What it DOES NOT MEAN is more comfort for the workers slogging in the April heat to build this storey before June, when the new session starts. Their story remains unchanged, though the change the cityscape ever so often.
The volleyball ground is overrun with snotty-nosed little children running about butt-naked and dusty. Their dishevelled over-burdened mothers peep out from temporarily-erected asbestos shelters with makeshift doors creaking on their hinges. Some of the broken bits of wood and board are used to light fires on which food is cooked. Actually, food is a euphemism, because what is being cooked would perhaps not go down our pampered-priveleged throats. Raggedy clothes hang in drooping washing-lines strung between the trees. Clothes that would have abandoned by us in dustbins long back. And a line of gaunt, sun-darkened workers, men and women, trudge up and down balancing loads on their heads, making a brick-cement-mortar building they themselves will never be able to live in.
History tells us that exploited slaves built the Pyramids. That the poor workers who built the lavish Taj Mahal had their hands cut off.

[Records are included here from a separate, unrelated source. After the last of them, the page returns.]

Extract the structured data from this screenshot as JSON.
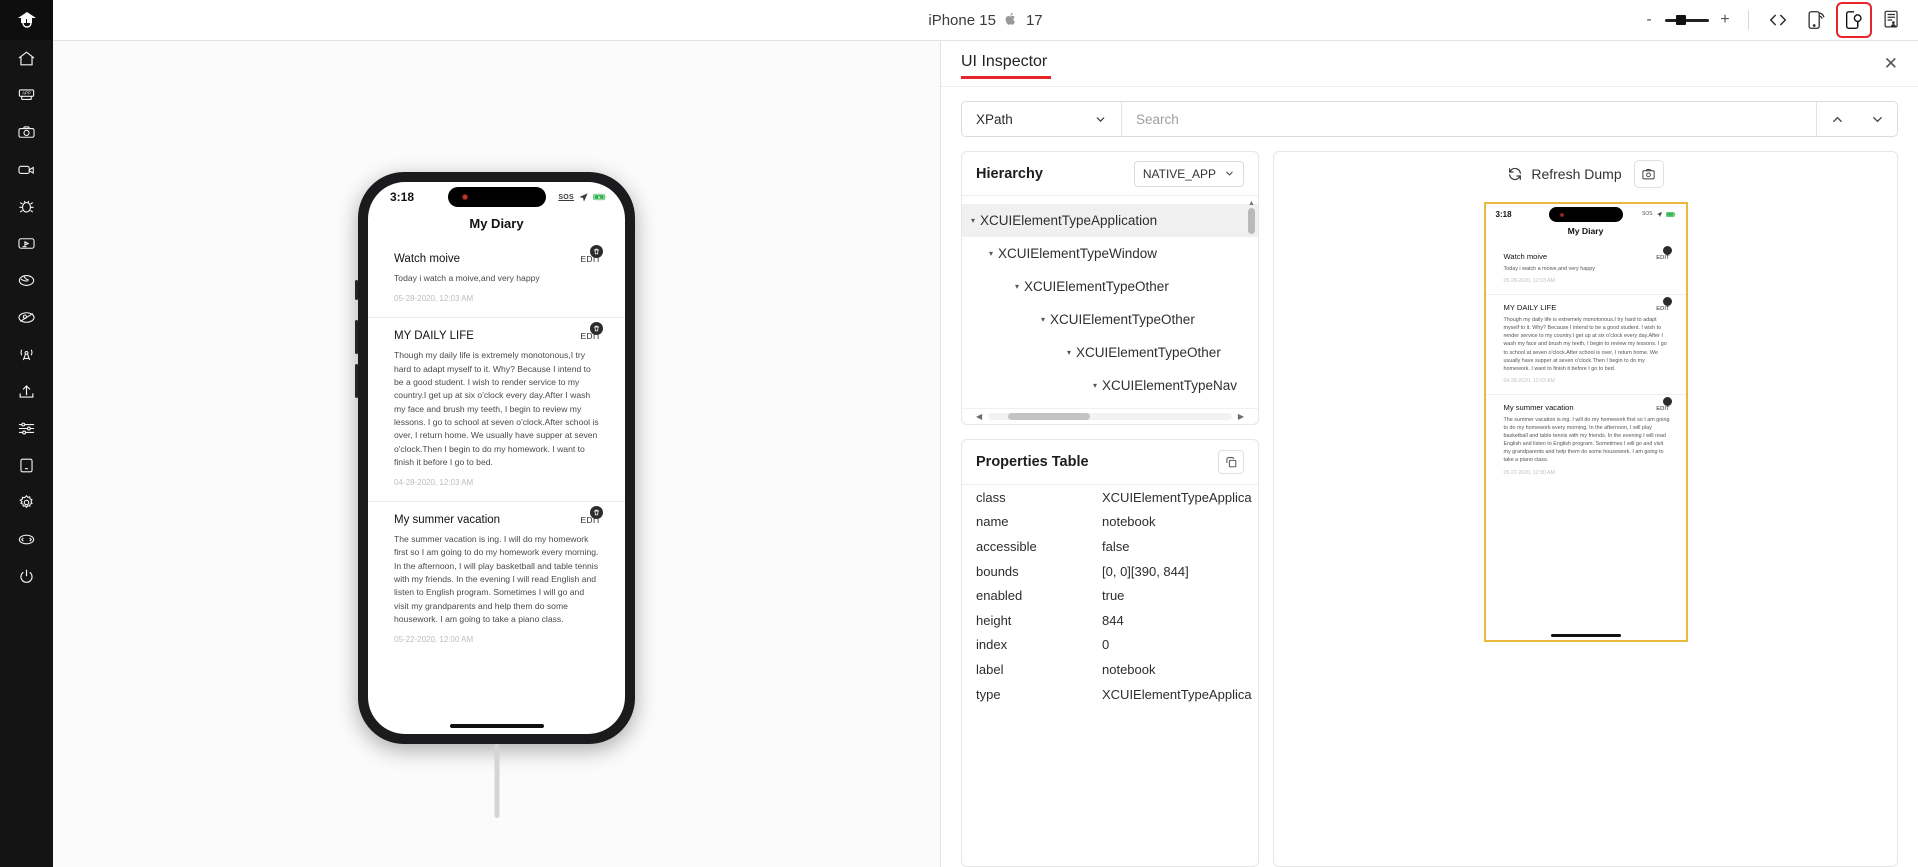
{
  "rail": {
    "logo_icon": "appium-logo-icon",
    "items": [
      {
        "icon": "home-icon",
        "name": "sidebar-item-home"
      },
      {
        "icon": "app-icon",
        "name": "sidebar-item-apps"
      },
      {
        "icon": "camera-icon",
        "name": "sidebar-item-screenshot"
      },
      {
        "icon": "video-icon",
        "name": "sidebar-item-recording"
      },
      {
        "icon": "bug-icon",
        "name": "sidebar-item-debug"
      },
      {
        "icon": "play-box-icon",
        "name": "sidebar-item-playback"
      },
      {
        "icon": "globe-icon",
        "name": "sidebar-item-network"
      },
      {
        "icon": "map-icon",
        "name": "sidebar-item-location"
      },
      {
        "icon": "broadcast-icon",
        "name": "sidebar-item-broadcast"
      },
      {
        "icon": "upload-icon",
        "name": "sidebar-item-upload"
      },
      {
        "icon": "sliders-icon",
        "name": "sidebar-item-settings-adjust"
      },
      {
        "icon": "device-icon",
        "name": "sidebar-item-device"
      },
      {
        "icon": "gear-icon",
        "name": "sidebar-item-preferences"
      },
      {
        "icon": "sync-icon",
        "name": "sidebar-item-sync"
      },
      {
        "icon": "power-icon",
        "name": "sidebar-item-power"
      }
    ]
  },
  "topbar": {
    "device_name": "iPhone 15",
    "apple_glyph": "",
    "os_version": "17",
    "zoom_out_label": "-",
    "zoom_in_label": "+",
    "icons": [
      {
        "icon": "code-icon",
        "name": "toolbar-code-button",
        "active": false
      },
      {
        "icon": "device-stream-icon",
        "name": "toolbar-device-stream-button",
        "active": false
      },
      {
        "icon": "ui-inspector-icon",
        "name": "toolbar-ui-inspector-button",
        "active": true
      },
      {
        "icon": "report-icon",
        "name": "toolbar-report-button",
        "active": false
      }
    ]
  },
  "phone": {
    "status": {
      "clock": "3:18",
      "sos": "SOS"
    },
    "app_title": "My Diary",
    "entries": [
      {
        "title": "Watch moive",
        "edit_label": "EDIT",
        "body": "Today i watch a moive,and very happy",
        "date": "05-28-2020, 12:03 AM"
      },
      {
        "title": "MY DAILY LIFE",
        "edit_label": "EDIT",
        "body": "Though my daily life is extremely monotonous,I try hard to adapt myself to it. Why? Because I intend to be a good student. I wish to render service to my country.I get up at six o'clock every day.After I wash my face and brush my teeth, I begin to review my lessons. I go to school at seven o'clock.After school is over, I return home. We usually have supper at seven o'clock.Then I begin to do my homework. I want to finish it before I go to bed.",
        "date": "04-28-2020, 12:03 AM"
      },
      {
        "title": "My summer vacation",
        "edit_label": "EDIT",
        "body": "The summer vacation is ing. I will do my homework first so I am going to do my homework every morning. In the afternoon, I will play basketball and table tennis with my friends. In the evening I will read English and listen to English program. Sometimes I will go and visit my grandparents and help them do some housework. I am going to take a piano class.",
        "date": "05-22-2020, 12:00 AM"
      }
    ]
  },
  "inspector": {
    "title": "UI Inspector",
    "close_label": "✕",
    "search": {
      "selector_type": "XPath",
      "placeholder": "Search",
      "value": "",
      "prev_icon": "chevron-up-icon",
      "next_icon": "chevron-down-icon"
    },
    "hierarchy": {
      "title": "Hierarchy",
      "context": "NATIVE_APP",
      "nodes": [
        {
          "label": "XCUIElementTypeApplication",
          "depth": 0,
          "selected": true
        },
        {
          "label": "XCUIElementTypeWindow",
          "depth": 1,
          "selected": false
        },
        {
          "label": "XCUIElementTypeOther",
          "depth": 2,
          "selected": false
        },
        {
          "label": "XCUIElementTypeOther",
          "depth": 3,
          "selected": false
        },
        {
          "label": "XCUIElementTypeOther",
          "depth": 4,
          "selected": false
        },
        {
          "label": "XCUIElementTypeNav",
          "depth": 5,
          "selected": false
        }
      ]
    },
    "properties": {
      "title": "Properties Table",
      "copy_icon": "copy-icon",
      "rows": [
        {
          "key": "class",
          "value": "XCUIElementTypeApplica"
        },
        {
          "key": "name",
          "value": "notebook"
        },
        {
          "key": "accessible",
          "value": "false"
        },
        {
          "key": "bounds",
          "value": "[0, 0][390, 844]"
        },
        {
          "key": "enabled",
          "value": "true"
        },
        {
          "key": "height",
          "value": "844"
        },
        {
          "key": "index",
          "value": "0"
        },
        {
          "key": "label",
          "value": "notebook"
        },
        {
          "key": "type",
          "value": "XCUIElementTypeApplica"
        }
      ]
    },
    "preview": {
      "refresh_label": "Refresh Dump",
      "refresh_icon": "refresh-icon",
      "snapshot_icon": "snapshot-icon",
      "highlight_color": "#e8b93a"
    }
  },
  "colors": {
    "accent_red": "#e8252a",
    "rail_bg": "#141414",
    "highlight": "#e8b93a"
  }
}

But that terrible irony is not just history, it is also continuing reality we witness everyday. Only now we do not cut off their hands. Because we need a new Taj Mahal everyday, in every part of every metropolis. And we need a steady stream of hungry, hollow-eyed, , hard-working workers to build for us our highrises where we can eat and sleep and chill-out.